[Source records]

Segment Open

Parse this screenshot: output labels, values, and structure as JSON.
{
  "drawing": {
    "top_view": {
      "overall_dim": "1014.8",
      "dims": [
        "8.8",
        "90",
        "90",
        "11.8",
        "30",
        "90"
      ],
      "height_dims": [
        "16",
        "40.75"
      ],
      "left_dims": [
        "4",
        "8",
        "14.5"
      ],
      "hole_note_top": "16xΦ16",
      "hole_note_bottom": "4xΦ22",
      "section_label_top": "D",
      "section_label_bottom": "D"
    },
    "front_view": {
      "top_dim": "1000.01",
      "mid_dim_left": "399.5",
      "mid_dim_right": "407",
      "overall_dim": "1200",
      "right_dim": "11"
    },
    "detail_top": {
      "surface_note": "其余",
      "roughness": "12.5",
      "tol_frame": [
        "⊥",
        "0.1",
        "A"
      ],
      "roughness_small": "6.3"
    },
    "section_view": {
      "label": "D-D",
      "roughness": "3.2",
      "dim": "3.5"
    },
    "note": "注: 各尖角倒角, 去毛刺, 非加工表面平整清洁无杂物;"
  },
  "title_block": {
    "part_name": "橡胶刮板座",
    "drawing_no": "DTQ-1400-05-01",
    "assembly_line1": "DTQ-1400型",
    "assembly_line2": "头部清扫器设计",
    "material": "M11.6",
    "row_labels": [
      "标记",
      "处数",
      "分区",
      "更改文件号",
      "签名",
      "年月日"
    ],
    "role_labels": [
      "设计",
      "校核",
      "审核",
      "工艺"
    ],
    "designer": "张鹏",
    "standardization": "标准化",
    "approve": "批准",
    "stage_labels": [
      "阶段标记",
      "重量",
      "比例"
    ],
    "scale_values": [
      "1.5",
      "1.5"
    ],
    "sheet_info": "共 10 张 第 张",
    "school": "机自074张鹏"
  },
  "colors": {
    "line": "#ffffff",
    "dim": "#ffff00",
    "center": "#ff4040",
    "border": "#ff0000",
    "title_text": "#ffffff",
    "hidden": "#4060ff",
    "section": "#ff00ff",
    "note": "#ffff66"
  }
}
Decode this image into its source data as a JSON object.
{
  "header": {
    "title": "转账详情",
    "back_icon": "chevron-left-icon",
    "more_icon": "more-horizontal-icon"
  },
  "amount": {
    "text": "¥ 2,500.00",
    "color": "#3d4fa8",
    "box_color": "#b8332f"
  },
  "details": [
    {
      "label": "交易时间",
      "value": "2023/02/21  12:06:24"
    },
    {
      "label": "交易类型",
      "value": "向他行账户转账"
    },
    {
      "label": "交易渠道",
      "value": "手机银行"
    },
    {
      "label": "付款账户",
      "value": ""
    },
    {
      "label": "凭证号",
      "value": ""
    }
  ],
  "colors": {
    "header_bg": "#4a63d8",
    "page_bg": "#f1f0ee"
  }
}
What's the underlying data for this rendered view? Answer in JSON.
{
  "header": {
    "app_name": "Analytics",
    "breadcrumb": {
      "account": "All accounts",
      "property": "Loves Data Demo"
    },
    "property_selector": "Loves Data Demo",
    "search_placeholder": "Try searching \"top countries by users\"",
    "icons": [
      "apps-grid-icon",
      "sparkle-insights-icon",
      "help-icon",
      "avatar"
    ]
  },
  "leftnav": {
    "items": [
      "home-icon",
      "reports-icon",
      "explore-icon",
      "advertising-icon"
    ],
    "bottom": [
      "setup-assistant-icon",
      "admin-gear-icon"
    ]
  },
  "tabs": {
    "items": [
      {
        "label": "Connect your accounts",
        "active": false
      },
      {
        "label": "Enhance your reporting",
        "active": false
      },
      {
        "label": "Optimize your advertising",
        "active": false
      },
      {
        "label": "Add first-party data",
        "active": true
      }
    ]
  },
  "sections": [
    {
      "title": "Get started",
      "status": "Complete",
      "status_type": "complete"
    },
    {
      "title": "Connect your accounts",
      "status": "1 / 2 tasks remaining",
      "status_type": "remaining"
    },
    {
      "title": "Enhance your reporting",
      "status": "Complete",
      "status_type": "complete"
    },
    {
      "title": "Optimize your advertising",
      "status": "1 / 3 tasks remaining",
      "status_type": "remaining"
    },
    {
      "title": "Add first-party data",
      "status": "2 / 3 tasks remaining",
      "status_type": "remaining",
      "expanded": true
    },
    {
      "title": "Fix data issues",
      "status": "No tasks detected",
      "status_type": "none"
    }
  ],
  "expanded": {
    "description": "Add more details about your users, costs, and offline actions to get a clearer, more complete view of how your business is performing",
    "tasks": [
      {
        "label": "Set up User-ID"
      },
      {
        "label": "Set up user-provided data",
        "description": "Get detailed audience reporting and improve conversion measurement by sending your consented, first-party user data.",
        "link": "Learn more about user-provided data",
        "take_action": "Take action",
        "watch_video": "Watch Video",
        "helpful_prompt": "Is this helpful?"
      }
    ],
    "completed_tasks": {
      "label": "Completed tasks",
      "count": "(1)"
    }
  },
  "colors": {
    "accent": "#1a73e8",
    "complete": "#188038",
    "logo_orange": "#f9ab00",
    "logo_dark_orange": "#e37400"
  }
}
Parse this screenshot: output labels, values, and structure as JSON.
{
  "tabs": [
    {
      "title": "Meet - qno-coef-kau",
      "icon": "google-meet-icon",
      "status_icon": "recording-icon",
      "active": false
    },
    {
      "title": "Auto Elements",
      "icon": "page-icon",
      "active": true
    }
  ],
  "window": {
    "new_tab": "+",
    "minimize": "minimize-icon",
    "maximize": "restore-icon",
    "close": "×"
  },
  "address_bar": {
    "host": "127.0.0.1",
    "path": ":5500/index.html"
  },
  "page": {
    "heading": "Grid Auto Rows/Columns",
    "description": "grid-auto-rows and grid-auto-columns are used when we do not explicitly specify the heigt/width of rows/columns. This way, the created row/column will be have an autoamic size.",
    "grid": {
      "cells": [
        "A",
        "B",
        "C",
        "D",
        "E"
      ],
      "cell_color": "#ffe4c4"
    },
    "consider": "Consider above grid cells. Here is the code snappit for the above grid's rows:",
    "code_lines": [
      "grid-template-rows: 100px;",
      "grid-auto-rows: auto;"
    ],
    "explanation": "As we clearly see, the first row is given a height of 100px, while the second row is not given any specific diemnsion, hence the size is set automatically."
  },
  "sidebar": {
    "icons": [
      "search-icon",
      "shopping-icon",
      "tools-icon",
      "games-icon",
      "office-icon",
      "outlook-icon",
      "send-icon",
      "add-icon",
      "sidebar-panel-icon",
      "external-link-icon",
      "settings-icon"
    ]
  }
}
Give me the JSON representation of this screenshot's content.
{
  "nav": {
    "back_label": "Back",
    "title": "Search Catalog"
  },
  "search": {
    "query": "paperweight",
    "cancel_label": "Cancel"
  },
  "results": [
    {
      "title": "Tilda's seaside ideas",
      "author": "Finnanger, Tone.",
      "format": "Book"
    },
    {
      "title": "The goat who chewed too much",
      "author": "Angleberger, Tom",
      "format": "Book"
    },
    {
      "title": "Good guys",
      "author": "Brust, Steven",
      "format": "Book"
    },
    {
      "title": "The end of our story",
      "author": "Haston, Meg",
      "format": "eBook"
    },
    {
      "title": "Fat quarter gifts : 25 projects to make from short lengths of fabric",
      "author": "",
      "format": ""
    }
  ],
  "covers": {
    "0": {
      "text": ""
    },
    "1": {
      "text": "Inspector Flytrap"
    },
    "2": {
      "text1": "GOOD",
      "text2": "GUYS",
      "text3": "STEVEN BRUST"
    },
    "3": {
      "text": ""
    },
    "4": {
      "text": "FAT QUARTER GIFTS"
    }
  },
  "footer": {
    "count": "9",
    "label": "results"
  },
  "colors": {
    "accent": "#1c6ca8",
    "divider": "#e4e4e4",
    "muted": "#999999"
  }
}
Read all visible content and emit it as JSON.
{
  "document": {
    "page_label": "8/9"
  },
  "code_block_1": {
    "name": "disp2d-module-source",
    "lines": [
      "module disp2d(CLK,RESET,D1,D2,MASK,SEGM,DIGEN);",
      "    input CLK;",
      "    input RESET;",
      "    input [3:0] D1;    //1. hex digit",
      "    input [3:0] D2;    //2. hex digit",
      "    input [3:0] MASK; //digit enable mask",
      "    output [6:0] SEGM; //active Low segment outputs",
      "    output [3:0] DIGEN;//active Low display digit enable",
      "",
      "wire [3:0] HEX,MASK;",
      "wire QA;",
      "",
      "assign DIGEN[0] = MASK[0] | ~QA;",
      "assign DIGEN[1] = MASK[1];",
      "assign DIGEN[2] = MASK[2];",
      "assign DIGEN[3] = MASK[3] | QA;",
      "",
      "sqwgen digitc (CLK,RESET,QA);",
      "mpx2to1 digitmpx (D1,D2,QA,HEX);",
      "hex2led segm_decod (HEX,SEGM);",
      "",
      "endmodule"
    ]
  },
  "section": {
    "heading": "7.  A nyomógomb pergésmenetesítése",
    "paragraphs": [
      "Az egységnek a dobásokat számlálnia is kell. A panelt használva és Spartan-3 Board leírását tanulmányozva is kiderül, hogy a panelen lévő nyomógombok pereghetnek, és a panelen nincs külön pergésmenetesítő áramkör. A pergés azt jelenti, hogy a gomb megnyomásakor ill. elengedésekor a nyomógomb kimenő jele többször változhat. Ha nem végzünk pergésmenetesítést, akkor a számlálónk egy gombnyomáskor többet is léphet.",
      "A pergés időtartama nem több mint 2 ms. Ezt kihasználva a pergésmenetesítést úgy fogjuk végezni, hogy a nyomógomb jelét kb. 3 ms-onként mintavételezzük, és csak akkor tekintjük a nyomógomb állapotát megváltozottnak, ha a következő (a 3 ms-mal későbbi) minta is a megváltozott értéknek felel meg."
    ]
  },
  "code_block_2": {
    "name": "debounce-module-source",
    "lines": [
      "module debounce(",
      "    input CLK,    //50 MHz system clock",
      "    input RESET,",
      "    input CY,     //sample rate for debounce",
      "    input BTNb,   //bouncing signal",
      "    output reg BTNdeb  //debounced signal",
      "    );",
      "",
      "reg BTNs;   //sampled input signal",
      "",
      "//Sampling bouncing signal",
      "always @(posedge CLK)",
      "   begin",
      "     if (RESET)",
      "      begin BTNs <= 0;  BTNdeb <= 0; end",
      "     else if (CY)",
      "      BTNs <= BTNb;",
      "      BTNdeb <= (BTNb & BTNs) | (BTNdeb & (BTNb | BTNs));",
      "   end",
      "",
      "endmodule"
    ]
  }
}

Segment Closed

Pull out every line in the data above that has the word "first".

        "label": "Add first-party data",
      "title": "Add first-party data",
        "description": "Get detailed audience reporting and improve conversion measurement by sending your consented, first-party user data.",
    "explanation": "As we clearly see, the first row is given a height of 100px, while the second row is not given any specific diemnsion, hence the size is set automatically."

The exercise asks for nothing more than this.